Red Bull doesn't launch mere advertising campaigns--it creates adrenaline-fueled spectacles. Last October, the energy-drink maker pulled off its most audacious one yet: sponsoring skydiver Felix Baumgartner's quest to break the world record for the highest altitude jump. Not only did Baumgartner smash the record--he free-fell 119,431 feet and hit a top speed of 843.6 mph--but his feat was watched live by more than eight million people on YouTube.

The event might have been dismissed as just a stunt, but Red Bull has built up street cred in an array of subcultures. The energy drink company turned media empire sponsors nearly 500 athletes worldwide in all manner of extreme sports--ranging from mountain biking to B.A.S.E. jumping, which involves parachuting from buildings, bridges, and other high points. Red Bull hosts attention-grabbing events such as the annual Red Bull Flugtag competition, in which teams of athletes and designers create their own manned flying machines and launch them off of a 30-foot ramp into a body of water. The company also publishes its own sports journal: The Red Bulletin.

"If you are a Red Bull athlete today, you know that you have reached a certain level in your sport... that in itself shows that you have 'made it' to a certain degree," says kitesurfer Robby Naish, who has been sponsored by Red Bull for almost 20 years, of the company's domination of the extreme sport industry. "It is still an energy drink, [but] Red Bull now also represents a certain approach to life."

To say that Red Bull is bottling a high-adrenaline lifestyle along with its liquid energy might be a safe bet--though the Austria-based company isn't giving anything away. "The marketing strategy that has worked best for us is not to publish our strategies," a Red Bull representative told Mashable in December.
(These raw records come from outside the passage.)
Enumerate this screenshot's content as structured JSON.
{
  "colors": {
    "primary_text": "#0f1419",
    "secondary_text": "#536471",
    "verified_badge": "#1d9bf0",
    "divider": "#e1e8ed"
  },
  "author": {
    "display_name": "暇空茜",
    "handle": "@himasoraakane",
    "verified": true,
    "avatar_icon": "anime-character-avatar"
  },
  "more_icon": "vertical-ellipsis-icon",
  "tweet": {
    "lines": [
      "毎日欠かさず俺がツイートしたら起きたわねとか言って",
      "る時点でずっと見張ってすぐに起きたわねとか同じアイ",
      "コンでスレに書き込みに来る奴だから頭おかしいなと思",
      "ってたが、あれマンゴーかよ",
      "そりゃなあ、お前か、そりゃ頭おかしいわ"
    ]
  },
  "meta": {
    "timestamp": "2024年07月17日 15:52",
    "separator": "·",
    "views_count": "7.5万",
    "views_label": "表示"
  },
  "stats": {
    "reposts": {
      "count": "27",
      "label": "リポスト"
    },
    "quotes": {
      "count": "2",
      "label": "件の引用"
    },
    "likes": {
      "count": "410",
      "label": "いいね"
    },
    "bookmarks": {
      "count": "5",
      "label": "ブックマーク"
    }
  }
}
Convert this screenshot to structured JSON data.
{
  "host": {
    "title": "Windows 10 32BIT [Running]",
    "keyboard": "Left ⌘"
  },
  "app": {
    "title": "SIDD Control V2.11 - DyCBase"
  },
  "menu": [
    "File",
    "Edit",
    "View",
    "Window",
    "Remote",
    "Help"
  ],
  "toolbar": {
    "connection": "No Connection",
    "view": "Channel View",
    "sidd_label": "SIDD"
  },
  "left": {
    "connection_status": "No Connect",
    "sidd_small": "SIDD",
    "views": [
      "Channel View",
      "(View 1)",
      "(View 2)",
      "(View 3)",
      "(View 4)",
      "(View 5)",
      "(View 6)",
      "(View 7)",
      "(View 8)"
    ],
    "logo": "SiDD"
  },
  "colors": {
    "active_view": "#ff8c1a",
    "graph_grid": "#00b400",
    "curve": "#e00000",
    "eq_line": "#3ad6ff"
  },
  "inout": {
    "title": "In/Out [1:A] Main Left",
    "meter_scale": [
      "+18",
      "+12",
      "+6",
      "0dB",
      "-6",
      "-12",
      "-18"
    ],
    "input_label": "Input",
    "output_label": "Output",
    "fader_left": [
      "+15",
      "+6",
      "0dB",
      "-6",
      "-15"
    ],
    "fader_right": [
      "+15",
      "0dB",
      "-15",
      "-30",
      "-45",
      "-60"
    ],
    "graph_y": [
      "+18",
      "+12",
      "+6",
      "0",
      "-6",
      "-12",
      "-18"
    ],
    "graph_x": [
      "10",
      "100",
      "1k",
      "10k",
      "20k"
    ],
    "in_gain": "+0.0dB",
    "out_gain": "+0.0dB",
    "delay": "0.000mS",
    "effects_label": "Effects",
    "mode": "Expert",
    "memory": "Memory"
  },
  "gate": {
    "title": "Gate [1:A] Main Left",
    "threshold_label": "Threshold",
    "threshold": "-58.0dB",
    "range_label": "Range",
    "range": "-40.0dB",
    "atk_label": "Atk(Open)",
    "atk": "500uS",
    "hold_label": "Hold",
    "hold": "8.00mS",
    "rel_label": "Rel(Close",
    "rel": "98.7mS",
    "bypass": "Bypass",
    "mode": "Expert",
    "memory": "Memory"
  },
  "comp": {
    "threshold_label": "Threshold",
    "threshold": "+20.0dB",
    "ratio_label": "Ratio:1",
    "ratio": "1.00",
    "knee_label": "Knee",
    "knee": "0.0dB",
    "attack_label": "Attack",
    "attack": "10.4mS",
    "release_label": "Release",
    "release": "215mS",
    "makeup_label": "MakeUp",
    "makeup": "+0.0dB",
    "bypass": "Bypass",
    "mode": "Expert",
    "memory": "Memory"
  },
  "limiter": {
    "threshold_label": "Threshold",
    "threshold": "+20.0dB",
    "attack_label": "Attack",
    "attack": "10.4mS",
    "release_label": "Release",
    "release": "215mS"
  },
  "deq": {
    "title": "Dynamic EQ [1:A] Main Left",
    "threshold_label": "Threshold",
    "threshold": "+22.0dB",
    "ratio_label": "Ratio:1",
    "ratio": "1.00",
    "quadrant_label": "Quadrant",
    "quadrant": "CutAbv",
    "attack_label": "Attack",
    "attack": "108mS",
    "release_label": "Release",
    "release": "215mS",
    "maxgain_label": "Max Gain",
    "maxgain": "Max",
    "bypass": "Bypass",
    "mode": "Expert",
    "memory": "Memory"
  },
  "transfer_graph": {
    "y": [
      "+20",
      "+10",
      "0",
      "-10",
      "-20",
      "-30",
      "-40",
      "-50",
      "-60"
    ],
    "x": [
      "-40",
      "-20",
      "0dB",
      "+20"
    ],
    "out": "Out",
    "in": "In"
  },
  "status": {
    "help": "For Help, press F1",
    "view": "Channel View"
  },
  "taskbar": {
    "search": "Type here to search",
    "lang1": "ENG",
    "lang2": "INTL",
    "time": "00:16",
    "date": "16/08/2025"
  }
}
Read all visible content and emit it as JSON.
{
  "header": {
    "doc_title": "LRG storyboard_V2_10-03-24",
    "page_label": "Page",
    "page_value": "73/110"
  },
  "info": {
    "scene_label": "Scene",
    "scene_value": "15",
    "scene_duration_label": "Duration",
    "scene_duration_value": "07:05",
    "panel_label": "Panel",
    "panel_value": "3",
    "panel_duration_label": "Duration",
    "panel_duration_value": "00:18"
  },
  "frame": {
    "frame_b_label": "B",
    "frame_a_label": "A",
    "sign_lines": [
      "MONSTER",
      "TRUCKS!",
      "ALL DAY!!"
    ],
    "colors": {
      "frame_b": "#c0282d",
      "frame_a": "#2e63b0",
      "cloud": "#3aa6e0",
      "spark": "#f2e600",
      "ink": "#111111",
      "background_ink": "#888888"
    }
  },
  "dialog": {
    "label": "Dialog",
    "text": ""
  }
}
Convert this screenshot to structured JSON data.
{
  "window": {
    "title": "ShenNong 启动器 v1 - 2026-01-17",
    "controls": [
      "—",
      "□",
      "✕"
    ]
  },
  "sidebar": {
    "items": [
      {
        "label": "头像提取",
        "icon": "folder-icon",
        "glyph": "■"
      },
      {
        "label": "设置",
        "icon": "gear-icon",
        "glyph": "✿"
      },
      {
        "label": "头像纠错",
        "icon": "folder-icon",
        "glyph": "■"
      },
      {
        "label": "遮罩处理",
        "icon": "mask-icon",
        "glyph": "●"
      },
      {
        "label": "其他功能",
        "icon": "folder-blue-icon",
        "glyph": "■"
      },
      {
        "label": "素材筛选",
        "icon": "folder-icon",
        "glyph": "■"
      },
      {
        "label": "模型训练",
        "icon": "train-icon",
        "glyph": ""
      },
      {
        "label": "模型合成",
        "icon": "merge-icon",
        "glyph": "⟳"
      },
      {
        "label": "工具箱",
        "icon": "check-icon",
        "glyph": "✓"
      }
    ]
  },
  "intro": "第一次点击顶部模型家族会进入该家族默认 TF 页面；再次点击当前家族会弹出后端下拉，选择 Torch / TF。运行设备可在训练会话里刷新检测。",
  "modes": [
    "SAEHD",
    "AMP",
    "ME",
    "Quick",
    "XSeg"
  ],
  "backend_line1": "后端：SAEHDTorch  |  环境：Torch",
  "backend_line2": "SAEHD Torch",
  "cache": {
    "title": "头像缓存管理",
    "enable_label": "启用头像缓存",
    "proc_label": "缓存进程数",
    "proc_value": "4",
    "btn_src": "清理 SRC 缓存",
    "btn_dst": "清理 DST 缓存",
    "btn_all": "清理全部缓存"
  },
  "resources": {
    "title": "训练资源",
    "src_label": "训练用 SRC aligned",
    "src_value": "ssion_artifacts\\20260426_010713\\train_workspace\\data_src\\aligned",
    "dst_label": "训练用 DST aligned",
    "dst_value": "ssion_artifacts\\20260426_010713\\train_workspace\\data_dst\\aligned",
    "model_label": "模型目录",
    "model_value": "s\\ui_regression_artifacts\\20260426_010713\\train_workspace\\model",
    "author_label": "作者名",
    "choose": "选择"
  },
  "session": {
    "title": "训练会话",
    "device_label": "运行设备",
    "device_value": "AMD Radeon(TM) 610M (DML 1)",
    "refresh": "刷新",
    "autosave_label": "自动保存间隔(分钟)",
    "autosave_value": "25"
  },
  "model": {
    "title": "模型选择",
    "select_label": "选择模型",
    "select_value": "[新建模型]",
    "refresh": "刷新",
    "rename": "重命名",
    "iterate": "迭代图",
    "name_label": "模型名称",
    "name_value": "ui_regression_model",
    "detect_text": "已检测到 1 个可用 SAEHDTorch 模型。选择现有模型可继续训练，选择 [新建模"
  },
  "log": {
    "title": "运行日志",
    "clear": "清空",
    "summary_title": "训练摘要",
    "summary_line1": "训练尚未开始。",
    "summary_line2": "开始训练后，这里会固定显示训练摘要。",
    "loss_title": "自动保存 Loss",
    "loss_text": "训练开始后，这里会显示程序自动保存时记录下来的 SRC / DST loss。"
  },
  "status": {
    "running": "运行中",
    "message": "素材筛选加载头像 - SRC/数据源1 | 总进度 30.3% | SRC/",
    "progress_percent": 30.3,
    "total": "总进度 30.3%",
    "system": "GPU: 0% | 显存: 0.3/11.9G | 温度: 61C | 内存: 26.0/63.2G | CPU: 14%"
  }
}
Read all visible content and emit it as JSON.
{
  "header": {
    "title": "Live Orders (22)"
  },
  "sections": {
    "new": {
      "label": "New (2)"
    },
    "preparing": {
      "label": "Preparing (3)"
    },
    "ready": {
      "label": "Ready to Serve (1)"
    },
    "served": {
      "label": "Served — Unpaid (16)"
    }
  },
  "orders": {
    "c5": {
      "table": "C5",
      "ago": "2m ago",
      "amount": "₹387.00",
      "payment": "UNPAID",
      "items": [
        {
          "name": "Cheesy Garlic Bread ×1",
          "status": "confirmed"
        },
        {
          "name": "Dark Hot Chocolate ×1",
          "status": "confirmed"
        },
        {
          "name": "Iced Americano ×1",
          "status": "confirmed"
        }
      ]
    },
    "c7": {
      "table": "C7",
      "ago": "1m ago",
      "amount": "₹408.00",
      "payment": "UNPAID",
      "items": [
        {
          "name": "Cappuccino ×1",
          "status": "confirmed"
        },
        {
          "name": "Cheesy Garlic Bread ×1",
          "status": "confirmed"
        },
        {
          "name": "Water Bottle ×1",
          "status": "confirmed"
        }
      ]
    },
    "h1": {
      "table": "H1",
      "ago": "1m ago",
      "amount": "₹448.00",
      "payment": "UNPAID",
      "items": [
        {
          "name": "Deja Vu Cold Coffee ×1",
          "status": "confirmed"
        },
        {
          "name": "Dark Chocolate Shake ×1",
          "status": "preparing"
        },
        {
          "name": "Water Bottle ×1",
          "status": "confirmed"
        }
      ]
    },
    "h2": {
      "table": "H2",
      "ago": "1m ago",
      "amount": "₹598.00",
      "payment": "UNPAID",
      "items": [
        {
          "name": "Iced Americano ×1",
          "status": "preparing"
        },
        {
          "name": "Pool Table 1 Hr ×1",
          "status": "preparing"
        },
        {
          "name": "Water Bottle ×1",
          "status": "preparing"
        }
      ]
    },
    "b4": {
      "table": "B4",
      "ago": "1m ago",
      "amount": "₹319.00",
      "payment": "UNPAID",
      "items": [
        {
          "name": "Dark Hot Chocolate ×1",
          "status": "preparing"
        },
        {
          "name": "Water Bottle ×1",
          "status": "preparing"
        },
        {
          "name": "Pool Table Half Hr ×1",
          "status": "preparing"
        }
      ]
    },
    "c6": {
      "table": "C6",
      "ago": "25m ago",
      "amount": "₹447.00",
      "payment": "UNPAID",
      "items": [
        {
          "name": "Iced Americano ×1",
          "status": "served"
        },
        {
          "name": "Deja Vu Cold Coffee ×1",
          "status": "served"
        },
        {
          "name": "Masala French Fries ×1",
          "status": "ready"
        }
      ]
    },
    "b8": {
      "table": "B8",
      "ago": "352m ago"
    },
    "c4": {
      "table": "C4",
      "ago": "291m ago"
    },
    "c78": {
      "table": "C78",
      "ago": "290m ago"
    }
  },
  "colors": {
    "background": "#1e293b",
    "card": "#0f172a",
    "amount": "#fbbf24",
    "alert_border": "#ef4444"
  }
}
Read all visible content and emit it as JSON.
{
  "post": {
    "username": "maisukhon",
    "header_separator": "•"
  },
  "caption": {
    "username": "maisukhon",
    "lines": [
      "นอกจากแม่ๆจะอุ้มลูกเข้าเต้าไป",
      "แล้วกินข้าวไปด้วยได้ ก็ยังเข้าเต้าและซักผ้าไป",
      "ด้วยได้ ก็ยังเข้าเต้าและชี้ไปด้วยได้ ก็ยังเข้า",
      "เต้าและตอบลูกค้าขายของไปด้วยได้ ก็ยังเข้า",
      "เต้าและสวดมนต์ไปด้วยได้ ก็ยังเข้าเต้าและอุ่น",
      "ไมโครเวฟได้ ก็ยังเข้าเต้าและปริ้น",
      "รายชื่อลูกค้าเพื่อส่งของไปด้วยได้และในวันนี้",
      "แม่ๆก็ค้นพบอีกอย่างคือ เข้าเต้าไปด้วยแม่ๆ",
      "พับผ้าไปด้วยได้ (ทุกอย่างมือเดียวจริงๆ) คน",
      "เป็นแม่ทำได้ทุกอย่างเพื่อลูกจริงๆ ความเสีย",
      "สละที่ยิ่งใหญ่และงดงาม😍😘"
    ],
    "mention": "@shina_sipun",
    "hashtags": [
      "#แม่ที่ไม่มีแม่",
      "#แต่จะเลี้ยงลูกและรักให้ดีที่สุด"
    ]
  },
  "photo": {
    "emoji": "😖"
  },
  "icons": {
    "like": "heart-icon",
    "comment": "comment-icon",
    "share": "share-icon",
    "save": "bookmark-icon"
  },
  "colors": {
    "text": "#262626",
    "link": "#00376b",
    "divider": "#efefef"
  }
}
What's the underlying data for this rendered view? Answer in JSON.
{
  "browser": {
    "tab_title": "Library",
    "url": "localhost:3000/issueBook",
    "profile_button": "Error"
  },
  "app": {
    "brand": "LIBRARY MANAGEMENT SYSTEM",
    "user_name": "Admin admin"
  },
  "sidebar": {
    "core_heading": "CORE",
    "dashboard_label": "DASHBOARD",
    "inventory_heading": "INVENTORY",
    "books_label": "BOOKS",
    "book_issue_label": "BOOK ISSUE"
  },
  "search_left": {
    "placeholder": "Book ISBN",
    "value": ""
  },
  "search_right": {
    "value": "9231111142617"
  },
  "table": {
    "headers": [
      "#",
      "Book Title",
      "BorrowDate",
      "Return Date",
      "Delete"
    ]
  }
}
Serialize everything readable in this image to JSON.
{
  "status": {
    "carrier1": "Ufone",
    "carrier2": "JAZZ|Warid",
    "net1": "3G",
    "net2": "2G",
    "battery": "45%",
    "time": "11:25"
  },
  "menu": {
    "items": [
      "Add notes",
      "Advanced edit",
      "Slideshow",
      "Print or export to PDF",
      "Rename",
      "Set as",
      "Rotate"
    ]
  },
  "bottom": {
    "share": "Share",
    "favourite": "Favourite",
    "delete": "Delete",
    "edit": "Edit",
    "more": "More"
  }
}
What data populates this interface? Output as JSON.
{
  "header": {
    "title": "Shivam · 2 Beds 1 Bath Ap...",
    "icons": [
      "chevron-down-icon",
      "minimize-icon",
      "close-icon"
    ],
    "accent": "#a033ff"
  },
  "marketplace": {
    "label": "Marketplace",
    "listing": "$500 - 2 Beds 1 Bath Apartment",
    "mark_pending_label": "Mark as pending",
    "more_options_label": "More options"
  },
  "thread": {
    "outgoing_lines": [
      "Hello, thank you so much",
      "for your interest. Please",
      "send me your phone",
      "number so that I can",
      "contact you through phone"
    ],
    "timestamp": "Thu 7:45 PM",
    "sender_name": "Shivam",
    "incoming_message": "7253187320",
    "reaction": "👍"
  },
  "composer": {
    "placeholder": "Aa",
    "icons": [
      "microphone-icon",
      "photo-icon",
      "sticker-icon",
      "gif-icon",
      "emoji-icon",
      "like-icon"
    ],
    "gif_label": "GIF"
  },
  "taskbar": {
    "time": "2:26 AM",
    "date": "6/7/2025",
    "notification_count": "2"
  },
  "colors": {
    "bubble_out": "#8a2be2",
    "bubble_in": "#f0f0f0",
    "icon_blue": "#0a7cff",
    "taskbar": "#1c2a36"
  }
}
The company was equally hesitant to reveal any secret formulas--marketing or otherwise--to Inc. for this article. 

But industry insiders are watching closely and taking notes.

"What they do from an original-content perspective is crazy," says James Andrews, founder of Social People, a social-media consultancy that has worked with Red Bull in the past. "Once you look at their portfolio, you really see the breadth of their vision."